I discovered AI between the time I left graduate school and when I wrote steadily for ten years before I published anything. That fun period--let's call it, oh, 1999. I taught three comp courses at Emerson College, and two at Northeastern University, on Tuesdays and Thursdays. The other days of the week I worked at Trident Booksellers on Newbury Street, and it was during that time, most likely stocking the shelves, I found her. It wasn't just what the Poetry Foundation bio calls her "uncompromising poetic vision and bleak dramatic monologues which give voice to marginalized, often poor and abused speakers," it was the sheer flux of her line, the skin-slipping dramatic monologues and the unabashed sexuality. Why is that women are more frank about sex and better able to write about real sex, as opposed the sometimes dreamy, sometimes porny world of male sex-writing? Question for another time. In any case, I immediately fell in love with her poems, and I always remember the first poem by a new poet. Here it is, with another one I like nearly as well:
You keep me waiting in a truck
with its one good wheel stuck in the ditch,
while you piss against the south side of a tree.
Hurry.

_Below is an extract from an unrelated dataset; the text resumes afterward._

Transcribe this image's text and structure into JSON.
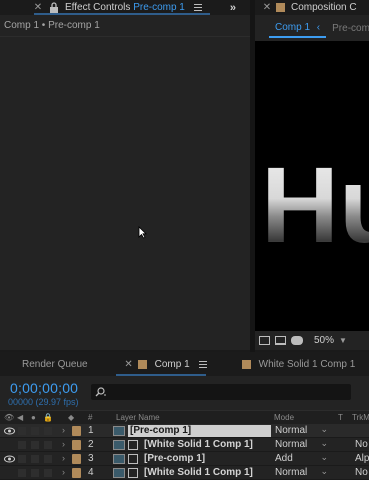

I’ve got nothing on under my skirt tonight.
That still excites you, but this pickup has no windows
and the seat, one fake leather thigh,
pressed close to mine is cold.
I’m the same size, shape, make as twenty years ago,
but get inside me, start the engine;
you’ll have the strength, the will to move.
I’ll pull, you push, we’ll tear each other in half.
Come on, baby, lay me down on my back.
Pretend you don’t owe me a thing
and maybe we’ll roll out of here,
leaving the past stacked up behind us;
old newspapers nobody’s ever got to read again.
My sister rubs the doll’s face in mud,
then climbs through the truck window.
She ignores me as I walk around it,
hitting the flat tires with an iron rod.
The old man yells for me to help hitch the team,
but I keep walking around the truck, hitting harder,
until my mother calls.
I pick up a rock and throw it at the kitchen window,
but it falls short.
The old man’s voice bounces off the air like a ball
I can’t lift my leg over.
I stand beside him, waiting, but he doesn’t look up
and I squeeze the rod, raise it, his skull splits open.
Mother runs toward us. I stand still,
get her across the spine as she bends over him.
I drop the rod and take the rifle from the house.
Roses are red, violets are blue,
one bullet for the black horse, two for the brown.
They’re down quick. I spit, my tongue’s bloody;
I’ve bitten it. I laugh, remember the one out back.
I catch her climbing from the truck, shoot.
The doll lands on the ground with her.
I pick it up, rock it in my arms.
Yeah. I’m Jack, Hogarth’s son.
I’m nimble, I’m quick.
In the house, I put on the old man’s best suit
and his patent leather shoes.
I pack my mother’s satin nightgown
and my sister’s doll in the suitcase.
Then I go outside and cross the fields to the highway.
I’m fourteen. I’m a wind from nowhere.
I can break your heart.
You can find surprisingly little written about her life or death on the interwebs, though I'm going to point you toward what I've found so far.